See more of the story

Around the time Dante turned 8, he started to seem a little off. The 70-pound Bernese mountain dog would pace his family's home like a caged bear. Then he would stand stock still, staring trance-like at a corner of a room. In the middle of the night, he would begin barking incessantly. Then the indoor incontinence began.

A brain scan confirmed that Dante had canine cognitive dysfunction, colloquially known as doggy dementia. It is often described as the dog's analog to Alzheimer's disease. Some studies have found it can occur in 14 to 35% of older dogs. But because the symptoms resemble those of other diseases, it's difficult to confirm.

A large new study of 15,019 dogs enrolled in the Dog Aging Project, an ongoing investigation into canine illness and aging, identifies the top factors associated with a dog's risk of getting the disease.

A key finding in the study, published in the journal Scientific Reports: Exercise may play a significant preventive role. The odds of a cognitive dysfunction diagnosis were 6.47 times higher in dogs reported as not active compared with those reported to be very active, researchers at the University of Washington found. But because the disease itself could lead to lack of exercise, the study results, which are based on observations by owners, suggest correlation, not causation.

Odds of getting the disease also appear to increase in dogs that have neurological disorders, or impaired hearing or sight.

"When you don't get stimulation from the outside world, it seems to increase the risk of our not even being able to use our brains as well," said Annette Fitzpatrick, a co-author of the study and a University of Washington research professor,

And age matters. A dog's life expectancy often depends on breed, size and body mass: think mastiff (six to 12 years) vs. Chihuahua (12 to 20 years). During the later years of a dog's projected life span, each successive year contributed to the potential for disease onset, the study found.

In fact, the researchers noted, risk factors that correlate with canine cognitive dysfunction mirror some of the factors for humans with dementia, including Alzheimer's disease.

Earlier studies of canine cognitive dysfunction often drew from veterinary assessments in smaller populations of older dogs; this one is culled from dogs that range in age from puppyhood to mid-20s. In the coming years, as these dogs grow older, the project, which has enrolled more than 40,000 dogs and hopes to reach 100,000, will issue more complex findings on cognitive dysfunction and other diseases.
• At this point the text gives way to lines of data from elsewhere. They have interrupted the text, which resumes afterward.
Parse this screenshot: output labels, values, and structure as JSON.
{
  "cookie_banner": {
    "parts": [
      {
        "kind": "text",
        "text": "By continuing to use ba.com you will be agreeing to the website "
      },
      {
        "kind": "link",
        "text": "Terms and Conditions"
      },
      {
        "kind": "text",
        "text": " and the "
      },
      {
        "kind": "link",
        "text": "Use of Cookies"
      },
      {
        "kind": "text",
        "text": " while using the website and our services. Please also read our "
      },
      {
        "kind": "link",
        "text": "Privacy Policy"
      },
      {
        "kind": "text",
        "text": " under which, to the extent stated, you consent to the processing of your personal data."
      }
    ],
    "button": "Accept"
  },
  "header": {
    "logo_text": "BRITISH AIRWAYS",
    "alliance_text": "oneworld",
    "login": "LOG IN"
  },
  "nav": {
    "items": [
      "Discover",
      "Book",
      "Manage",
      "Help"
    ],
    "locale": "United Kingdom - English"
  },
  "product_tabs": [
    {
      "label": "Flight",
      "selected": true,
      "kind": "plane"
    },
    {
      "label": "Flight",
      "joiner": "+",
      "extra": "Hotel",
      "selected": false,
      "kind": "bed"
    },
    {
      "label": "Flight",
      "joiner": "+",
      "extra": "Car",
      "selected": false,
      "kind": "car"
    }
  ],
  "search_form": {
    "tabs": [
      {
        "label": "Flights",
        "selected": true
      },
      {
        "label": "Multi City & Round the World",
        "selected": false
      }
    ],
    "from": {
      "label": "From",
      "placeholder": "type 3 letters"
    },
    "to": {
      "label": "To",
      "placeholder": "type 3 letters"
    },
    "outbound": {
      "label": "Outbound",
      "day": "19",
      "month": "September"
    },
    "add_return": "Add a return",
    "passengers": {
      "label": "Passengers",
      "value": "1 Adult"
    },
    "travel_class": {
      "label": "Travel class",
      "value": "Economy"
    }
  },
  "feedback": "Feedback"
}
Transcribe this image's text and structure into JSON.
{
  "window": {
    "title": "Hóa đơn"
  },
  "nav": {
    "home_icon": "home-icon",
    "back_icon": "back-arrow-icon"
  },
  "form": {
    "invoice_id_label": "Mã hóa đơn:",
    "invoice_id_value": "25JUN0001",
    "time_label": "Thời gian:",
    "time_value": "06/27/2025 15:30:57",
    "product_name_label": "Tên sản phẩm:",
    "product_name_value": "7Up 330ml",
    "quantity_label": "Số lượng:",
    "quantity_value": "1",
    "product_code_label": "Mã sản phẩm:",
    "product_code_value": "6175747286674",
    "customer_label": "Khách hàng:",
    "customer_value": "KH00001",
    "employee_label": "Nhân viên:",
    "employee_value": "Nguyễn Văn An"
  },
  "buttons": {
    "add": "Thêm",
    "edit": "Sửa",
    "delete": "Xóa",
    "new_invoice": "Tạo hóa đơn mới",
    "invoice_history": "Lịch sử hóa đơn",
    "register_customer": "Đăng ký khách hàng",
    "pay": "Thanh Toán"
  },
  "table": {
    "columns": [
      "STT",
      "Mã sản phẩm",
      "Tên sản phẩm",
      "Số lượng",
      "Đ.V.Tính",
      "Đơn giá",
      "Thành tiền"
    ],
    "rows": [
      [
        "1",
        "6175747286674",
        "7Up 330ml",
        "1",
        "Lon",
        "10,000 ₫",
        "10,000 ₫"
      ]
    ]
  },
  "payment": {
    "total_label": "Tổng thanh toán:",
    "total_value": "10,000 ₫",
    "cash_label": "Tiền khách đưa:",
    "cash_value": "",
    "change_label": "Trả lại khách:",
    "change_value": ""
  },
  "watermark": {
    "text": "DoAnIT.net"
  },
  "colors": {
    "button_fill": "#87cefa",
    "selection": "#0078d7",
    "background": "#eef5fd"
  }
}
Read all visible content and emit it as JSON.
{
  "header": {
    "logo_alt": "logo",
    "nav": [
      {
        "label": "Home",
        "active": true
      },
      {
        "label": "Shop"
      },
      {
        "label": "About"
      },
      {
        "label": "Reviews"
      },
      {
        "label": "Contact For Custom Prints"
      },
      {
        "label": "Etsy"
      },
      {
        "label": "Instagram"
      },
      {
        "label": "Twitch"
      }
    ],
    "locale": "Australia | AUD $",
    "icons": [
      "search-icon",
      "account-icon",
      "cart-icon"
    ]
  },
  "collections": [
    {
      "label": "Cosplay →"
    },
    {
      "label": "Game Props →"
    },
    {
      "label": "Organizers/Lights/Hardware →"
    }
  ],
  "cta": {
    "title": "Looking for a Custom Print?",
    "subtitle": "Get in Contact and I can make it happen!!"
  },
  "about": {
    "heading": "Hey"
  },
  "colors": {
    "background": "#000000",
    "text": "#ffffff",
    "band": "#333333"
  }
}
The results were derived from just one baseline accounting by owners of their dog's health and lifestyle experience between 2019 and 2020, and a particularly high-threshold cognitive function questionnaire. Among the questions: How often does your dog pace up and down, walk in circles and/or wander with no direction or purpose? How often does your dog get stuck behind objects and is unable to get around? How often does your dog walk into walls or doors? How often does your dog have difficulty finding food dropped on the floor?

If the study findings have a familiar, even intuitive ring, that may be because the Dog Aging Project, which receives funding from the National Institute on Aging, a branch of the federal National Institutes of Health, may shed insight into factors that affect the life span of humans as well as the dogs who share their homes.

Unlike laboratory animal subjects such as fruit flies and mice, companion dogs are affected by their owners' environmental and social factors, such as secondhand cigarette smoke, lawn pesticides and access to health care.

"Estimates of human longevity say that about 75% is due to environment and 25% is genetic," said Matt Kaeberlein, a biogerontologist at the University of Washington who is a co-director of the Dog Aging Project. "So companion dogs give us the opportunity to really understand the role of that environmental variability in the biological aging process."

Moreover, because dogs age much more rapidly than humans, the studies underway within the project provide opportunities along an expedited timeline for insights into human and canine aging.

Although there are medicines and diets that can ameliorate the dog's cognitive dysfunction for a time, Dr. Nicole Ehrhart, a veterinarian and director of the Columbine Health Systems Center for Healthy Aging at Colorado State University, said owners needed to be sensitive to their dog's increasing disorientation. Don't disrupt their routines. Don't move around furniture. Secure your yard, so the dog can't wander away and get lost. And know that dogs, like older humans, can get "sundowner syndrome": increased anxiety and disorientation as the day comes to a close.

"It turns out that probably the best model for human aging has been aging alongside of us for hundreds and hundreds of years," Ehrhart said. "This is a two-way street: Anything we're going to be doing to improve our dogs' health and life span is likely to improve ours, and anything we're doing for humans is very likely to improve our dogs. And who doesn't want that?"